3. Prostate Cancer
While some researchers remain divided on whether or not exercise can have a preventative effect on the development of prostate cancer, there is research to back up the claim that it does.
Prostate cancer has the distinction of being the most commonly diagnosed cancer in men, so there has been much focus in recent years on potential preventative measures that individuals might be able to take to lower their risk for developing the disease.
A recent review in the West Virginia Medical Journal examines the evidence to date that exercise can result in an overall improvement in quality of life, which in turn can lead to more favourable outcomes in cancer treatment, and improving cancer survival outcomes.(3)
4. Breast Cancer
While family history and environmental factors remain significant in the development of breast cancer, exercise can go a long way to delaying the onset of the disease and even preventing its development.
A 2011 review found that across studies on exercise and breast cancer prevention, “there was a 25% average risk reduction amongst physically active women as compared to the less active women.”(4)
Even women with mutations in the BRCA-1 gene, which predisposes some women to breast cancer, may be able to delay the onset of the disease with a regular exercise regiment.
5. Lung Cancer
Lung cancer has one of the highest cancer mortality rates world wide, so any means of reducing its impact are definitely important. A 2011 review of recent research in the journal Recent Results In Cancer Research discusses the emerging evidence that physical activity has a role to play in reducing the risk of lung cancer, especially in smokers.
“Several plausible biological factors and mechanisms have been hypothesized linking physical activity to reduced lung cancer risk,” the authors write, “including: improved pulmonary capacity, changes in growth factor levels, and possible gene-physical activity interactions.”(5)
6. Ovarian Cancer
A 2011 review of epidemiological studies of the associations of physical activity with gynaecologic cancers – including ovarian cancer – from the journal Recent Results In Cancer Research found that physical activity, including low-level physical activity like gardening and housework, may reduce one’s risk of developing various gynaecologic cancers.

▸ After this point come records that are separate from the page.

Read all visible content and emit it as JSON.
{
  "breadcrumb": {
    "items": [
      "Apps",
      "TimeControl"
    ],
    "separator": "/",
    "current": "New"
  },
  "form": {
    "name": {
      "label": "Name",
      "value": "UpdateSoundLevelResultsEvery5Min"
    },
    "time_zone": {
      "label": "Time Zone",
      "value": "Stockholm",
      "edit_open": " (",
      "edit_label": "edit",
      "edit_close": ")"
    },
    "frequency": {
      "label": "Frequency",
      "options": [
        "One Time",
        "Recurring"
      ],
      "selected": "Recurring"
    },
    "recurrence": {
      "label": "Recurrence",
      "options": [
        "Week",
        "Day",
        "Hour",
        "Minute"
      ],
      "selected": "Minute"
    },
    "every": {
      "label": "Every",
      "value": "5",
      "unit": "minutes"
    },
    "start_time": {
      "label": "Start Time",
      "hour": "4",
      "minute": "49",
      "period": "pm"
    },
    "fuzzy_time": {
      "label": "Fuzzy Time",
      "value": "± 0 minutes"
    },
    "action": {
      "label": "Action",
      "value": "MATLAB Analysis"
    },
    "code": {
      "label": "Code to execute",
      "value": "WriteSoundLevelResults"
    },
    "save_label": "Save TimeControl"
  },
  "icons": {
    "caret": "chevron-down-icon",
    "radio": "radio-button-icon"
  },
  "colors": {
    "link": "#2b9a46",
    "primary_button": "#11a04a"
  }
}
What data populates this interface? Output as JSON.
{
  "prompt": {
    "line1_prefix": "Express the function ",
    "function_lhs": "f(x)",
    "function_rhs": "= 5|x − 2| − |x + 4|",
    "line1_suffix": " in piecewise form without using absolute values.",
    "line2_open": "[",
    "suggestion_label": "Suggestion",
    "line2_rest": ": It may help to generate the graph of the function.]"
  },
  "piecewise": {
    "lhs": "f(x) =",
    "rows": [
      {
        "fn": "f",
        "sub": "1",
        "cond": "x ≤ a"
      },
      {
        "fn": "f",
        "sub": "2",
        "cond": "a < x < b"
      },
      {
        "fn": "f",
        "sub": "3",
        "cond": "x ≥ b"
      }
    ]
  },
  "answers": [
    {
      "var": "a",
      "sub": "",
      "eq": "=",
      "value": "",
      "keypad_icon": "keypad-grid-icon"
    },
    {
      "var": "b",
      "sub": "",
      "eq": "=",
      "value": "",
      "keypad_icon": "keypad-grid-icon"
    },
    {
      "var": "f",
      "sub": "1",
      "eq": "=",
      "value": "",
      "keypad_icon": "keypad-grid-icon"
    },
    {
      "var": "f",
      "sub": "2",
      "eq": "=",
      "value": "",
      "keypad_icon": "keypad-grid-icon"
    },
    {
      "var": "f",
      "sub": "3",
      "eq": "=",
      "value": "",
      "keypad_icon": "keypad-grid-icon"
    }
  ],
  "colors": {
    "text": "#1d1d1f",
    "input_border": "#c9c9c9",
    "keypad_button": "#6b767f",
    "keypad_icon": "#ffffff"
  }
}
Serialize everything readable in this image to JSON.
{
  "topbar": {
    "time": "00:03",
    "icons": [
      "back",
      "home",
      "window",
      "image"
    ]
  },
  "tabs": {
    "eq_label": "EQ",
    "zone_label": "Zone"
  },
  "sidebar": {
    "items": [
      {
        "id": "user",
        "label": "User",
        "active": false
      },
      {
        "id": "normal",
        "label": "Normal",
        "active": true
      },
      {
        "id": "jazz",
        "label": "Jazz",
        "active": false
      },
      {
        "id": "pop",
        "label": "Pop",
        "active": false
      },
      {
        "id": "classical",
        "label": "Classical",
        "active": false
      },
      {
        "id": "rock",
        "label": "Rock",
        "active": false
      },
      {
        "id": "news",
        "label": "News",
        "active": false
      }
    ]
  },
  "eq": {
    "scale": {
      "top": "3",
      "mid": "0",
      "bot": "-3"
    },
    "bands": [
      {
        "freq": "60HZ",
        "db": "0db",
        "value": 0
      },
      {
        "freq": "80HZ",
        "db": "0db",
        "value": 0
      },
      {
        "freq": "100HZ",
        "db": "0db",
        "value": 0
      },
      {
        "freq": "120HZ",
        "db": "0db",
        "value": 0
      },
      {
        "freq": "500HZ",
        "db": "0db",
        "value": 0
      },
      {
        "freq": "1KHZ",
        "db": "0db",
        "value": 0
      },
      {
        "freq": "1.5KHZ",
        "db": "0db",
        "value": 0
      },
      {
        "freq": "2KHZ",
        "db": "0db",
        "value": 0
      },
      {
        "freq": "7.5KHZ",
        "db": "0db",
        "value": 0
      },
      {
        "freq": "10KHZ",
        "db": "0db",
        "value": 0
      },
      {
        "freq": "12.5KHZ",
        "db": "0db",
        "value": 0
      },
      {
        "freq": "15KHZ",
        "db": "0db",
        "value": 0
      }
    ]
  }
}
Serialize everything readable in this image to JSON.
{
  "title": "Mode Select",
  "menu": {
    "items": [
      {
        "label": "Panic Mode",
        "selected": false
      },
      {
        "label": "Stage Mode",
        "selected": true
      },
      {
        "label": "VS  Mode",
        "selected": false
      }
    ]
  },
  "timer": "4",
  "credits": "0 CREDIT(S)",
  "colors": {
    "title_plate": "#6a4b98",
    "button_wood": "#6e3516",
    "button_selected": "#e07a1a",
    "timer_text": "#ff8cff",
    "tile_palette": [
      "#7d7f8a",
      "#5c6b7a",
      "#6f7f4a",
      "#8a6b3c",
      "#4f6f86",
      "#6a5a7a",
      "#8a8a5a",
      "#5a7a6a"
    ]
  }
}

“There is mounting evidence that sedentary behaviours such as sitting time probably increase risk of endometrial and ovarian cancers,” the review states.
“The biologic evidence provides strong support for a protective role of physical activity on cancer of the endometrium, and moderate support for cancer for the ovaries, as these cancers have a strong hormonal etiology.”(6)
Obviously there are many health benefits to leading an active lifestyle. But until recently, science hadn’t been able to provide us with hard evidence that cancer prevention was one of those benefits.
Now it’s clear that, while an active lifestyle won’t completely eliminate your risk of all cancers, it does have a role to play in helping prevent or delay the development of some of the most common – and deadly – forms of the disease.